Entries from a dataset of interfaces
■ ■ ■ ■ ■

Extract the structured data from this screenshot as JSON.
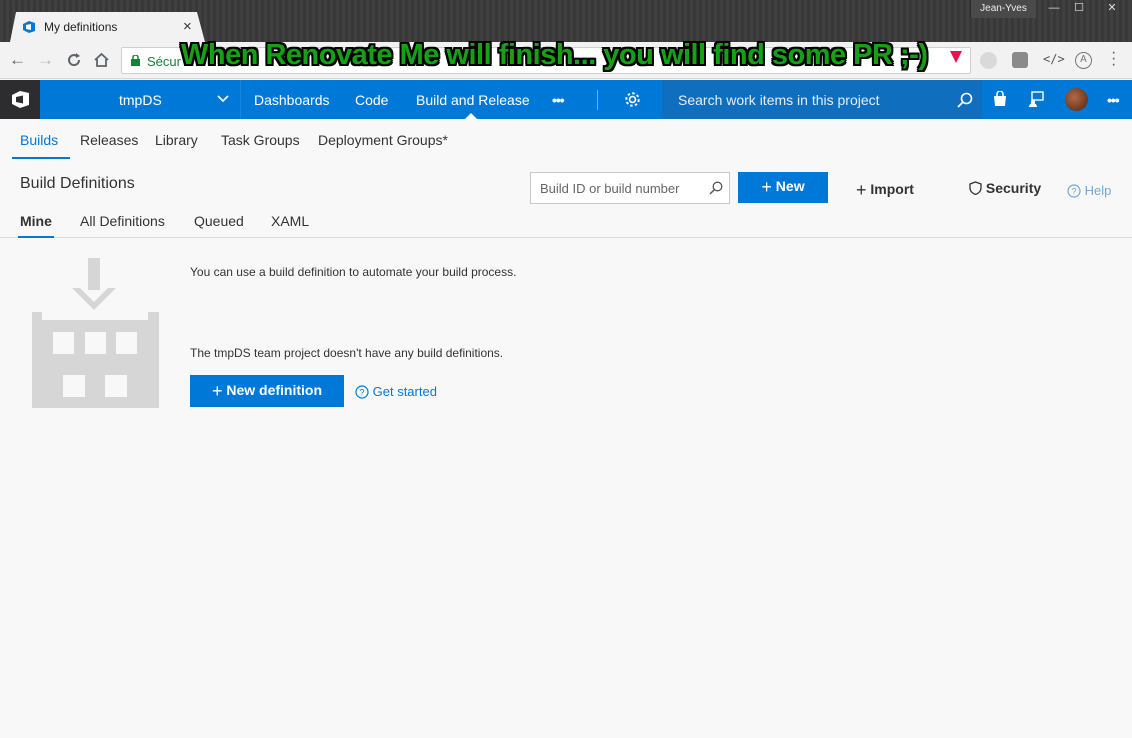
{
  "browser": {
    "tab_title": "My definitions",
    "tab_close": "×",
    "user_name": "Jean-Yves",
    "window_buttons": {
      "minimize": "—",
      "maximize": "☐",
      "close": "✕"
    },
    "security_label": "Sécur",
    "overlay_banner": "When Renovate Me will finish... you will find some PR ;-)"
  },
  "topnav": {
    "project": "tmpDS",
    "hubs": [
      "Dashboards",
      "Code",
      "Build and Release"
    ],
    "more": "•••",
    "search_placeholder": "Search work items in this project",
    "overflow": "•••"
  },
  "subnav": {
    "items": [
      "Builds",
      "Releases",
      "Library",
      "Task Groups",
      "Deployment Groups*"
    ]
  },
  "page": {
    "title": "Build Definitions",
    "search_placeholder": "Build ID or build number",
    "new_label": "New",
    "import_label": "Import",
    "security_label": "Security",
    "help_label": "Help",
    "tabs": [
      "Mine",
      "All Definitions",
      "Queued",
      "XAML"
    ]
  },
  "empty_state": {
    "line1": "You can use a build definition to automate your build process.",
    "line2": "The tmpDS team project doesn't have any build definitions.",
    "new_definition": "New definition",
    "get_started": "Get started"
  },
  "colors": {
    "accent": "#0078d7",
    "topbar": "#0078d7",
    "logo_bg": "#2d2d30",
    "banner_green": "#16a016"
  }
}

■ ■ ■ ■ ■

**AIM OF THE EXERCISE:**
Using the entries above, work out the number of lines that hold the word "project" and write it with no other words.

**THE ANSWER:**
3